Check out this Reef Sites article on the predation of sea slugs by corals, written by our team and published in Coral Reefs in March of 2015.
“Only a few documented examples are known of predation on sacoglossans, which are heterobranch sea slugs famous for ingesting the cellular contents of algae (Krug et al. 2013). Known predators of sacoglossans include, for example, species of fish and crabs (Trowbridge 1994). Information on scleractinian corals eating large-sized prey became only recently available (Hoeksema and Waheed 2012); therefore, it is not surprising that no examples have been reported on sea slugs being eaten by corals.

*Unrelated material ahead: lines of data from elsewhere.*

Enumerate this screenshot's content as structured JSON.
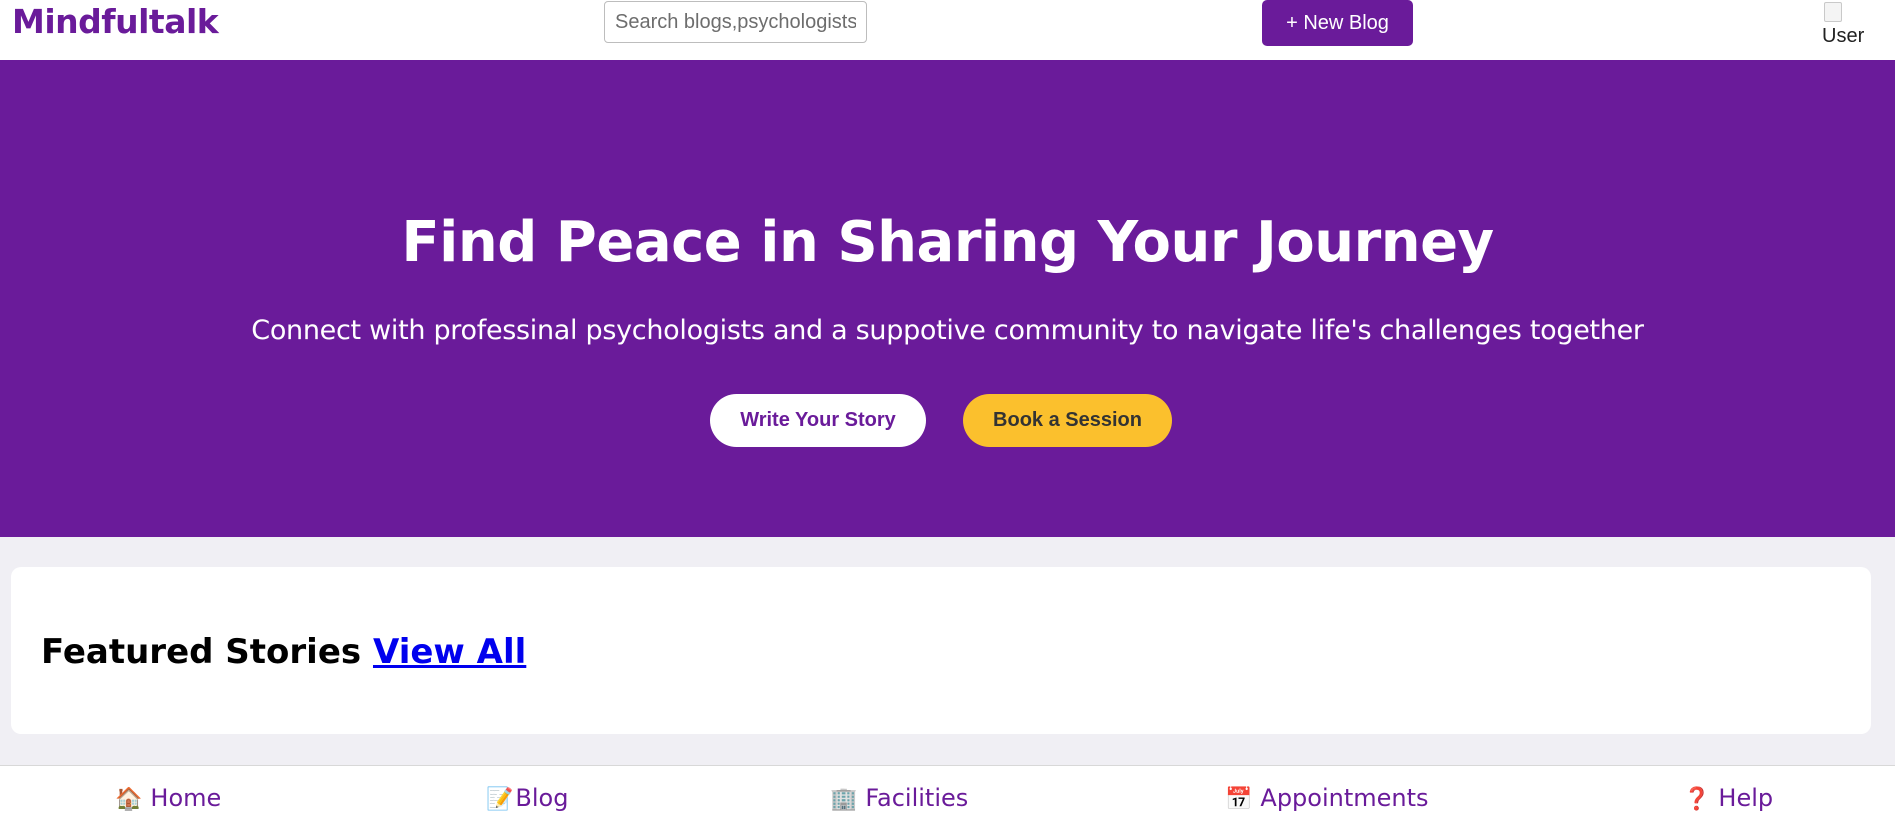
{
  "header": {
    "logo": "Mindfultalk",
    "search_placeholder": "Search blogs,psychologists",
    "new_blog_label": "+ New Blog",
    "avatar_alt": "User"
  },
  "hero": {
    "title": "Find Peace in Sharing Your Journey",
    "subtitle": "Connect with professinal psychologists and a suppotive community to navigate life's challenges together",
    "write_button": "Write Your Story",
    "book_button": "Book a Session"
  },
  "featured": {
    "title": "Featured Stories",
    "view_all": "View All"
  },
  "bottom_nav": [
    {
      "icon": "🏠",
      "icon_name": "home-icon",
      "label": "Home"
    },
    {
      "icon": "📝",
      "icon_name": "memo-icon",
      "label": "Blog"
    },
    {
      "icon": "🏢",
      "icon_name": "building-icon",
      "label": "Facilities"
    },
    {
      "icon": "📅",
      "icon_name": "calendar-icon",
      "label": "Appointments"
    },
    {
      "icon": "❓",
      "icon_name": "question-icon",
      "label": "Help"
    }
  ],
  "colors": {
    "brand": "#6a1b9a",
    "accent": "#fbc02d",
    "background": "#f0eff4",
    "link": "#0000ee"
  }
}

During a field survey on a fringing reef off Sai Tong beach (10°03′41″N, 99°49′30″E) on December 22, 2014, at the island Koh Tao (Gulf of Thailand), a sacoglossan gastropod, Plakobranchus sp., was found being consumed by a monostomatous mushroom coral, Pleuractis paumotensis (Stutchbury, 1833) for 20 min (1320–1340 hrs). The coral was part of a mushroom coral assemblage on a sandy substrate (9 m depth) that is rarely visited by divers.”